To enjoy the nature a hike to a waterfall and the famous Blue Eye is definitely recommended.
Durmitor National Park
After a few days in the mountains of Albania we decided to head back to Montenegro and discover more of the countryside. We first stopped at the Montenegrin side of the Lake Skadar, which was so different from Albania’s side. Then we took the road to the Durmitor National Park.
It was founded in 1952 and the due to the alpine and at the same time Mediterranean climate a unique vegetation was created there. In total there are 18 glacial lakes, the Crno Jezero lake being the biggest. Some people also refer to it as black lake due to the black shimmer of the water. Depending on the amount of rain and sun, the colors can vary from intense green and blue as well.
Another impressive sight is the Tara Canyon – the largest canyon of Europe with a depth of 1.600m. The eponym is the longest river of Montenegro called Tara on which you can go rafting in the summer months.

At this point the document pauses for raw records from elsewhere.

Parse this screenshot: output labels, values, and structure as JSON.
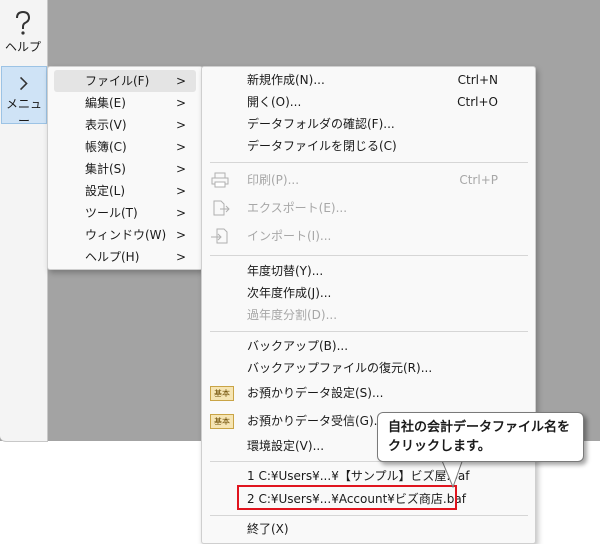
{
  "sidebar": {
    "help_label": "ヘルプ",
    "menu_label": "メニュー"
  },
  "menu1": {
    "items": [
      {
        "label": "ファイル(F)"
      },
      {
        "label": "編集(E)"
      },
      {
        "label": "表示(V)"
      },
      {
        "label": "帳簿(C)"
      },
      {
        "label": "集計(S)"
      },
      {
        "label": "設定(L)"
      },
      {
        "label": "ツール(T)"
      },
      {
        "label": "ウィンドウ(W)"
      },
      {
        "label": "ヘルプ(H)"
      }
    ],
    "arrow": ">"
  },
  "menu2": {
    "new": {
      "label": "新規作成(N)...",
      "key": "Ctrl+N"
    },
    "open": {
      "label": "開く(O)...",
      "key": "Ctrl+O"
    },
    "folder": {
      "label": "データフォルダの確認(F)..."
    },
    "close": {
      "label": "データファイルを閉じる(C)"
    },
    "print": {
      "label": "印刷(P)...",
      "key": "Ctrl+P"
    },
    "export": {
      "label": "エクスポート(E)..."
    },
    "import": {
      "label": "インポート(I)..."
    },
    "year_switch": {
      "label": "年度切替(Y)..."
    },
    "next_year": {
      "label": "次年度作成(J)..."
    },
    "past_year": {
      "label": "過年度分割(D)..."
    },
    "backup": {
      "label": "バックアップ(B)..."
    },
    "restore": {
      "label": "バックアップファイルの復元(R)..."
    },
    "deposit_set": {
      "label": "お預かりデータ設定(S)..."
    },
    "deposit_recv": {
      "label": "お預かりデータ受信(G)..."
    },
    "env": {
      "label": "環境設定(V)..."
    },
    "recent1": {
      "label": "1 C:¥Users¥...¥【サンプル】ビズ屋.baf"
    },
    "recent2": {
      "label": "2 C:¥Users¥...¥Account¥ビズ商店.baf"
    },
    "exit": {
      "label": "終了(X)"
    },
    "badge_text": "基本"
  },
  "callout": {
    "line1": "自社の会計データファイル名を",
    "line2": "クリックします。"
  }
}
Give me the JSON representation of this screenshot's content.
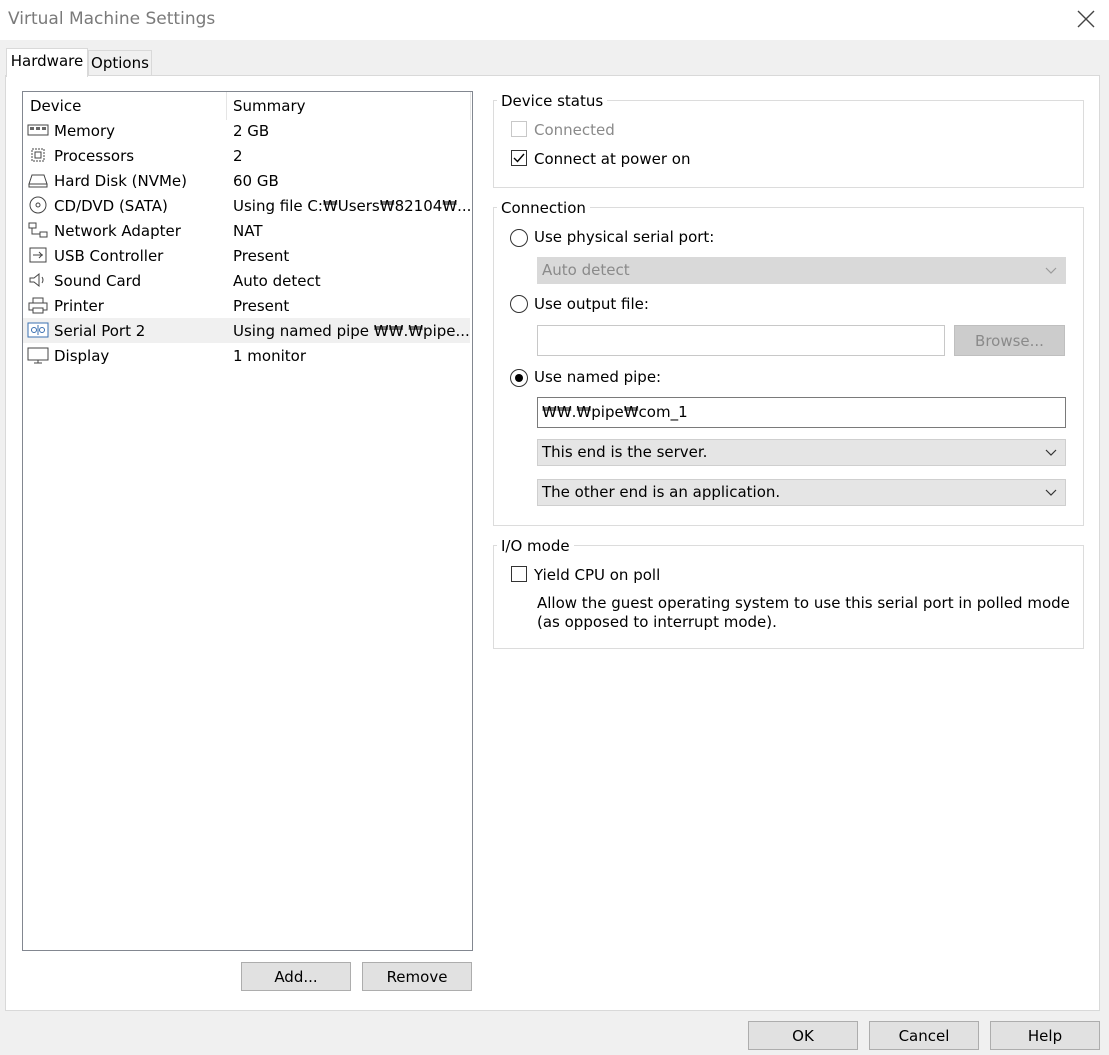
{
  "window": {
    "title": "Virtual Machine Settings"
  },
  "tabs": [
    {
      "label": "Hardware"
    },
    {
      "label": "Options"
    }
  ],
  "device_list": {
    "headers": {
      "device": "Device",
      "summary": "Summary"
    },
    "rows": [
      {
        "icon": "memory-icon",
        "name": "Memory",
        "summary": "2 GB"
      },
      {
        "icon": "processor-icon",
        "name": "Processors",
        "summary": "2"
      },
      {
        "icon": "hard-disk-icon",
        "name": "Hard Disk (NVMe)",
        "summary": "60 GB"
      },
      {
        "icon": "cd-dvd-icon",
        "name": "CD/DVD (SATA)",
        "summary": "Using file C:₩Users₩82104₩..."
      },
      {
        "icon": "network-adapter-icon",
        "name": "Network Adapter",
        "summary": "NAT"
      },
      {
        "icon": "usb-icon",
        "name": "USB Controller",
        "summary": "Present"
      },
      {
        "icon": "sound-card-icon",
        "name": "Sound Card",
        "summary": "Auto detect"
      },
      {
        "icon": "printer-icon",
        "name": "Printer",
        "summary": "Present"
      },
      {
        "icon": "serial-port-icon",
        "name": "Serial Port 2",
        "summary": "Using named pipe ₩₩.₩pipe...",
        "selected": true
      },
      {
        "icon": "display-icon",
        "name": "Display",
        "summary": "1 monitor"
      }
    ],
    "add_label": "Add...",
    "remove_label": "Remove"
  },
  "device_status": {
    "title": "Device status",
    "connected_label": "Connected",
    "connected_checked": false,
    "connected_enabled": false,
    "power_on_label": "Connect at power on",
    "power_on_checked": true
  },
  "connection": {
    "title": "Connection",
    "physical_label": "Use physical serial port:",
    "physical_value": "Auto detect",
    "output_label": "Use output file:",
    "output_value": "",
    "browse_label": "Browse...",
    "pipe_label": "Use named pipe:",
    "pipe_value": "₩₩.₩pipe₩com_1",
    "end_value": "This end is the server.",
    "other_end_value": "The other end is an application.",
    "selected": "pipe"
  },
  "io_mode": {
    "title": "I/O mode",
    "yield_label": "Yield CPU on poll",
    "yield_checked": false,
    "description": "Allow the guest operating system to use this serial port in polled mode (as opposed to interrupt mode)."
  },
  "footer": {
    "ok_label": "OK",
    "cancel_label": "Cancel",
    "help_label": "Help"
  }
}
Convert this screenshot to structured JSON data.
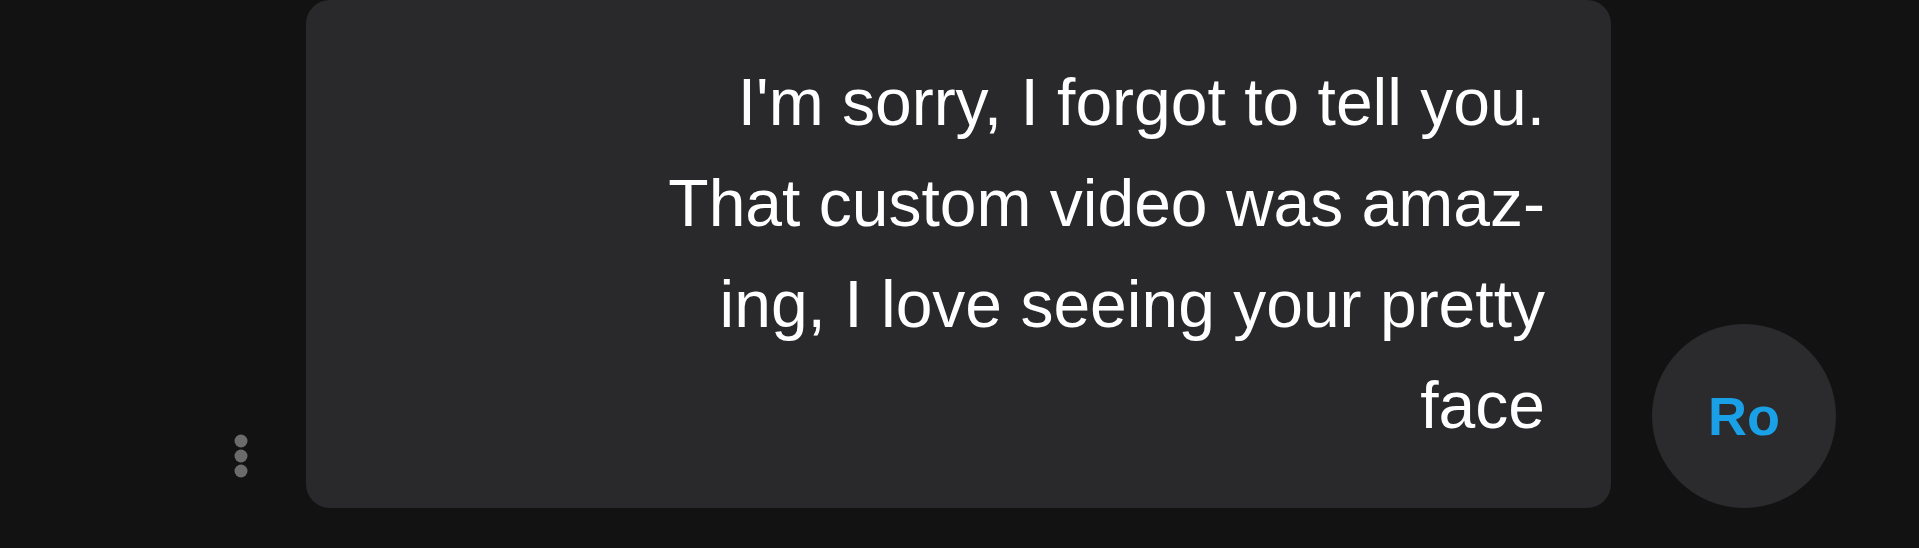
{
  "message": {
    "lines": [
      "I'm sorry, I forgot to tell you.",
      "That custom video was amaz-",
      "ing, I love seeing your pretty",
      "face"
    ]
  },
  "avatar": {
    "initials": "Ro"
  }
}
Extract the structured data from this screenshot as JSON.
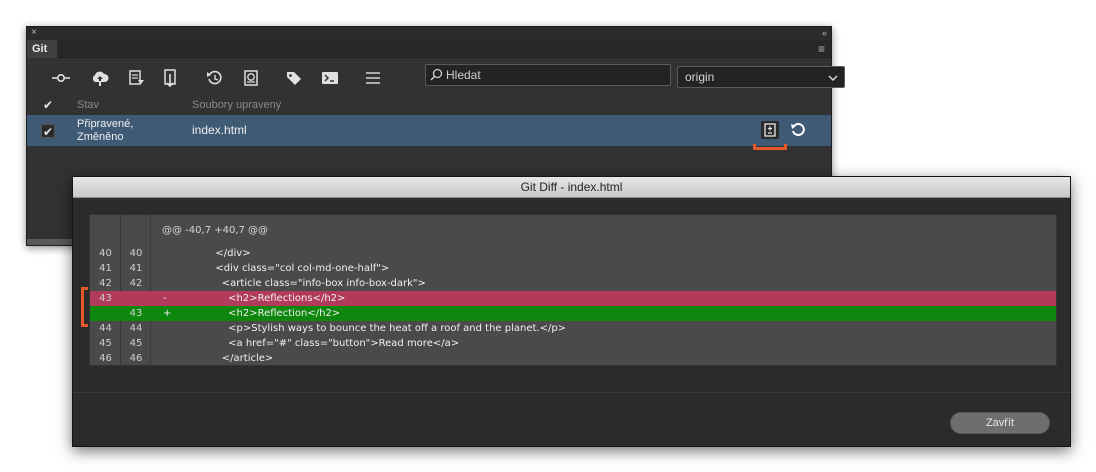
{
  "panel": {
    "close_glyph": "×",
    "collapse_glyph": "‹‹",
    "tab_label": "Git",
    "menu_glyph": "≡"
  },
  "toolbar": {
    "icons": [
      "commit-icon",
      "push-icon",
      "pull-icon",
      "fetch-icon",
      "history-icon",
      "file-history-icon",
      "tag-icon",
      "terminal-icon",
      "more-options-icon"
    ],
    "search": {
      "placeholder": "Hledat",
      "value": ""
    },
    "remote": {
      "selected": "origin"
    }
  },
  "list": {
    "header_check": "✔",
    "columns": {
      "state": "Stav",
      "files": "Soubory upraveny"
    },
    "rows": [
      {
        "checked": true,
        "check_glyph": "✔",
        "state": "Připravené, Změněno",
        "file": "index.html"
      }
    ]
  },
  "diff_dialog": {
    "title": "Git Diff - index.html",
    "hunk_header": "@@ -40,7 +40,7 @@",
    "lines": [
      {
        "old": "40",
        "new": "40",
        "marker": "",
        "type": "context",
        "code": "        </div>"
      },
      {
        "old": "41",
        "new": "41",
        "marker": "",
        "type": "context",
        "code": "        <div class=\"col col-md-one-half\">"
      },
      {
        "old": "42",
        "new": "42",
        "marker": "",
        "type": "context",
        "code": "          <article class=\"info-box info-box-dark\">"
      },
      {
        "old": "43",
        "new": "",
        "marker": "-",
        "type": "removed",
        "code": "            <h2>Reflections</h2>"
      },
      {
        "old": "",
        "new": "43",
        "marker": "+",
        "type": "added",
        "code": "            <h2>Reflection</h2>"
      },
      {
        "old": "44",
        "new": "44",
        "marker": "",
        "type": "context",
        "code": "            <p>Stylish ways to bounce the heat off a roof and the planet.</p>"
      },
      {
        "old": "45",
        "new": "45",
        "marker": "",
        "type": "context",
        "code": "            <a href=\"#\" class=\"button\">Read more</a>"
      },
      {
        "old": "46",
        "new": "46",
        "marker": "",
        "type": "context",
        "code": "          </article>"
      }
    ],
    "close_label": "Zavřít"
  },
  "colors": {
    "removed_line": "#b23a5b",
    "added_line": "#0d870d",
    "selected_row": "#3e5a75",
    "highlight": "#e5582a"
  }
}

Bosnia and Herzegovina
Our next country was Bosnia and Herzegovina, where we went directly to the capital Sarajevo. It’s a city that is filled with tragic history and yet unites eastern and western values in a peaceful way.
In 1914 the assassination on the heir to the Austro-Hungarian throne happened in Sarajevo and is considered the trigger of the First World War. Years later during the Bosnian war the city was under siege and the consequences of the war are still visible nowadays.
Nonetheless, Sarajevo is an interesting city to visit, especially its old town Stari Grad. The Old Bazaar is full of life with numerous antique souvenirs, Bosnian coffee, and restaurants.
Also, the fifth largest city of Bosnia still shows the consequences of the war. New rebuilt houses stand next to ruins and in some house walls you can see bullet holes. During the war the old bridge Stari Most above the green river Neretva, which is the landmark of Mostar, was destroyed as well. As sad as this is, luckily the bridge was rebuilt in 2004 and still connects both parts of Mostar. On each side there are lovely souvenir shops, little restaurants or ice cream shops.
The final stop was in Rijeka to split our way back to Italy in half. We spent only one night and were rewarded with an incredible sunset over the bay.
This was a month full of adventures, new countries and cultures and the perfect way to end the summer. My personal highlight was Montenegro, but each country is definitely worth a visit. Hopefully this blog post helps you to plan your road trip or inspires you to visit one of the wonderful countries in the Balkan.